There are, however, some silver linings (well, depending how you look at it). While Desjardins predicts the growth in disposable incomes to moderate from the uncharacteristically high levels seen during the pandemic, it will remain strong due to a healthy labour market and higher wages.
“We expect income growth to remain robust in the face of rising interest rates, buoying consumption,” reads the report. “At the same time, the savings rate should gradually trend lower while still remaining elevated relative to pre-pandemic levels. But net wealth is likely to be a bigger concern for most households. Because liabilities tend to be stickier, falling asset prices erode net wealth.”
This dynamic is projected to persist through 2022 if home and other asset prices continue to decline, according to Desjardins. Delinquencies are also projected to rise. However, most Canadian households should weather this correction. With the Bank of Canada likely to begin cutting interest rates before the end of 2023, asset prices are ultimately expected to stabilize -- eventually.
So, are we heading for a recession in the meantime? Well, if the Bank of Canada hikes its rates by 0.75% next week during its anticipated July 13 announcement, they will reach levels that haven’t been seen since 2007.
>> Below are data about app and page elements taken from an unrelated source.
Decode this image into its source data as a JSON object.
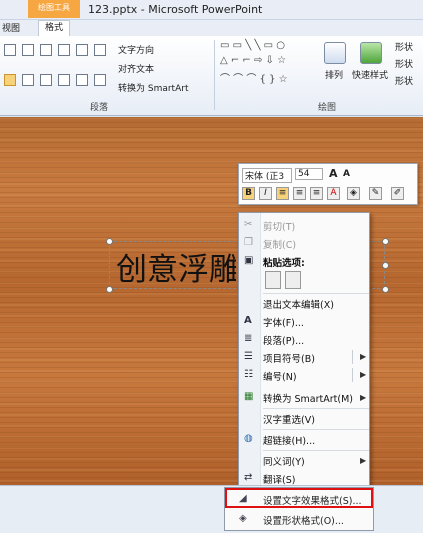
{
  "window": {
    "context_tab": "绘图工具",
    "title": "123.pptx - Microsoft PowerPoint"
  },
  "tabs": {
    "view": "视图",
    "format": "格式"
  },
  "ribbon": {
    "text_direction": "文字方向",
    "align_text": "对齐文本",
    "convert_smartart": "转换为 SmartArt",
    "arrange": "排列",
    "quick_styles": "快速样式",
    "shape_fill": "形状",
    "shape_outline": "形状",
    "shape_effects": "形状",
    "paragraph_group": "段落",
    "drawing_group": "绘图"
  },
  "slide": {
    "text": "创意浮雕"
  },
  "mini_toolbar": {
    "font": "宋体 (正3",
    "size": "54",
    "grow": "A",
    "shrink": "A"
  },
  "context_menu": {
    "items": [
      {
        "label": "剪切(T)",
        "icon": "scissors",
        "disabled": true
      },
      {
        "label": "复制(C)",
        "icon": "copy",
        "disabled": true
      },
      {
        "label": "粘贴选项:",
        "icon": "paste",
        "disabled": false
      },
      {
        "label": "退出文本编辑(X)",
        "icon": "",
        "disabled": false
      },
      {
        "label": "字体(F)...",
        "icon": "A",
        "disabled": false
      },
      {
        "label": "段落(P)...",
        "icon": "paragraph",
        "disabled": false
      },
      {
        "label": "项目符号(B)",
        "icon": "bullets",
        "disabled": false
      },
      {
        "label": "编号(N)",
        "icon": "numbering",
        "disabled": false
      },
      {
        "label": "转换为 SmartArt(M)",
        "icon": "smartart",
        "disabled": false
      },
      {
        "label": "汉字重选(V)",
        "icon": "",
        "disabled": false
      },
      {
        "label": "超链接(H)...",
        "icon": "globe",
        "disabled": false
      },
      {
        "label": "同义词(Y)",
        "icon": "",
        "disabled": false
      },
      {
        "label": "翻译(S)",
        "icon": "translate",
        "disabled": false
      }
    ]
  },
  "submenu": {
    "format_text_effects": "设置文字效果格式(S)...",
    "format_shape": "设置形状格式(O)..."
  }
}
“Even after the recent drop, risks to equity markets remain tilted to the downside,” reads the report. “With the economy slowing down and the possibility of a recession increasing, corporate earnings could take a hit.” Furthermore, it cautioned that there could more downside for stocks, even if the economy doesn’t tank, because stocks are still relatively expensive.
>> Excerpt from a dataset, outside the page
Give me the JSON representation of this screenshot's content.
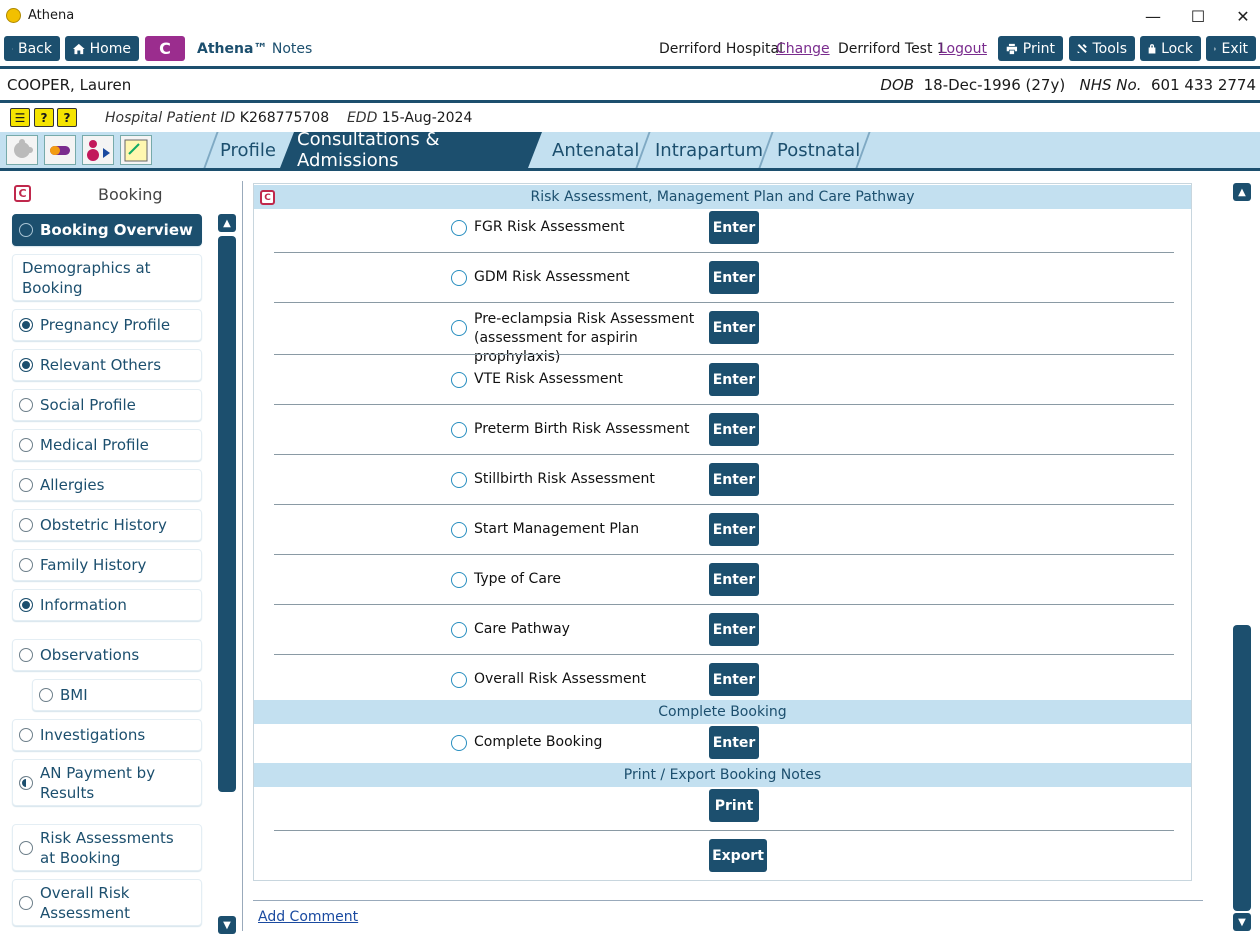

As mentioned, Desjardins predicts that Canada’s central bank will have to roll back some of these rate hikes before the end of 2023, inspiring a little more balance.
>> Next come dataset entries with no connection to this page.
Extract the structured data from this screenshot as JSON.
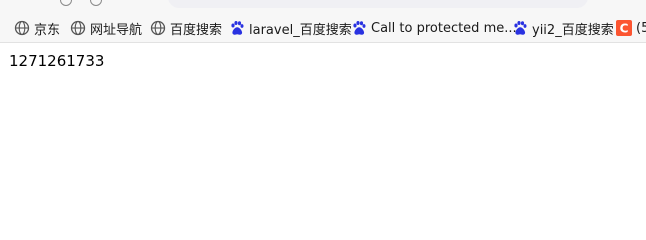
{
  "bookmarks": [
    {
      "label": "京东",
      "icon": "globe-icon"
    },
    {
      "label": "网址导航",
      "icon": "globe-icon"
    },
    {
      "label": "百度搜索",
      "icon": "globe-icon"
    },
    {
      "label": "laravel_百度搜索",
      "icon": "baidu-paw-icon"
    },
    {
      "label": "Call to protected me...",
      "icon": "baidu-paw-icon"
    },
    {
      "label": "yii2_百度搜索",
      "icon": "baidu-paw-icon"
    },
    {
      "label": "(5",
      "icon": "csdn-c-icon"
    }
  ],
  "page": {
    "output": "1271261733"
  },
  "colors": {
    "toolbar_bg": "#f7f7f7",
    "baidu_blue": "#2932e1",
    "csdn_orange": "#fc5531",
    "text": "#1a1a1a"
  }
}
“By the end of this unusual economic and financial cycle, the massive wealth accumulated by Canadian households will most likely have shrunk, at least in real terms,” reads the report’s conclusion. “The extent of this reduction, however, remains highly uncertain and will depend on how smoothly the Bank of Canada navigates a soft landing of the economy.”
When it comes to home prices, Desjardins expects housing prices to drop by about 15% by the end of 2023. The largest drops are expected in the Maritime provinces, Ontario, British Columbia, and Quebec. But that doesn’t mean first-time buyers are in for a break; prices won’t drop below their pre-pandemic levels anywhere in the country.